Harbor town located at the western end of the North Shore of Oahu, Hawaii, fronted by an excellent but temperamental right-breaking wave. Haleiwa is best during winter, and requires a west swell. From three to eight feet it's a lively, hollow high-performance wave. At 10 to 15 feet it's a thrilling but punishing semi-beast that invariably winds down to a closeout finale in what is called the "toilet bowl." An eastbound current—"the treadmill," as locals call it—gets stronger as the waves get bigger, and will quickly pull unwary surfers out of position, to get steamrolled by incoming set waves. Haleiwa is often the North Shore's most active and crowded break. It's a full-amenity area, with a parking lot, showers, lifeguard, barbecue pits, a popular nearshore beginner's surfing area, and the beachfront Haleiwa Surf Center.

The town of Haleiwa was originally populated almost exclusively by plantation workers, who tended the nearby sugarcane and pineapple fields. Soloman Kukea, a full-blooded Hawaiian whose brother was a Waikiki beachboy, started riding Haleiwa's nearshore waves in the early '20s, and was later joined by a few other locals. But the break long remained unknown to the rest of Oahu's surfers, as well as visiting mainlanders.

Hawaii's Henry Preece was riding Haleiwa in the mid-'50s when surfer-filmmaker Greg Noll drove up, filmed Preece, and used the footage in his 1957 surf movie, Search for Surf. By that time, surfers were migrating in ever-larger numbers each winter to the North Shore, usually renting houses a few miles to the east; they used Haleiwa as a supply stop and mail depot, and occasionally dined at the town's cafés.

Haleiwa has been the site of hundreds of amateur surfing contests over the years, beginning with the 1964 Dick Brewer Championships, the first surfing event held on the North Shore. The pro tour's World Cup was the best-known money contest held at Haleiwa, and from 1976 to 1982 it was the international circuit's final event. World Cup winners included Mark Richards, Shaun Tomson, and Margo Oberg. Other pro contests staged at Haleiwa includ the 1977 WISA Cup (won by Lynne Boyer), the 1991 Wyland Pro (Tom Curren), the 1993 Oxbow World Longboarding Championships (Rusty Keaulana), and the 2010 Reef Hawaiian Pro (Joel Parkinson). Haleiwa is one of the three breaks, along with Sunset Beach and Pipeline, that hosts an event in the annual Triple Crown of Surfing. 

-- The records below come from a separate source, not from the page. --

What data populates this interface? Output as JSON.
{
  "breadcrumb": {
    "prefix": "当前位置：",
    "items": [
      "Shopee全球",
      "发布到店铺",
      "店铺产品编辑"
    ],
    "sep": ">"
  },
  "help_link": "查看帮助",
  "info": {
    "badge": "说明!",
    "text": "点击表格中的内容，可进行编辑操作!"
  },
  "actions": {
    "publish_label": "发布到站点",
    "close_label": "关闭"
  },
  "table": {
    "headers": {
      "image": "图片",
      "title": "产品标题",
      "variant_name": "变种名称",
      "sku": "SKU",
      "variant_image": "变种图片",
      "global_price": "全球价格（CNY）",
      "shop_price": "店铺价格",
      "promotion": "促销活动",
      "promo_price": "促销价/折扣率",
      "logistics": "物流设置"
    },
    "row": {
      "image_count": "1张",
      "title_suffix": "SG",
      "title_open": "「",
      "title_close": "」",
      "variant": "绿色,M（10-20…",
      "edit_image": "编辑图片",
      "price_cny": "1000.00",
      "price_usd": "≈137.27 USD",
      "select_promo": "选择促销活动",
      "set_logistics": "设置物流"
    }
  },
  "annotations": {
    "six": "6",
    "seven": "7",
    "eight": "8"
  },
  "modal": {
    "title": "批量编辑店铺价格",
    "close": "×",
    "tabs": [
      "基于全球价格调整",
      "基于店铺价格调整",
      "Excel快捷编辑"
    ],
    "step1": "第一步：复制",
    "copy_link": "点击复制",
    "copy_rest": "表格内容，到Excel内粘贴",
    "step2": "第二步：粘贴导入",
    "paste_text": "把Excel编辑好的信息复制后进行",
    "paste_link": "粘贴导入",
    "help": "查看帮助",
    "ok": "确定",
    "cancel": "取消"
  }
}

Haleiwa, with a population just below 4,000 has long been a minor tourist attraction and its two-lane main thoroughfare is lined with art galleries and gift stores. It also remains the commercial and social hub of North Shore surfing, and is home to a dozen surf shops, a major boardmaking factory, and a surfing museum, as well as a number of surfer-frequented cafés and restaurants.

In 2010, Surfer magazine named Haleiwa #2 on their list of America's ten best surf towns, behind Santa Cruz. Haleiwa is featured in Columbia Pictures' 1964 movie Ride the Wild Surf, as well as dozens of surf movies and videos, including Barefoot Adventure (1960), The Endless Summer (1966), Cosmic Children (1970), Wizards of the Water (1982), For the Sea (1994), Searching for Tom Curren (1997), and Harvest (2002).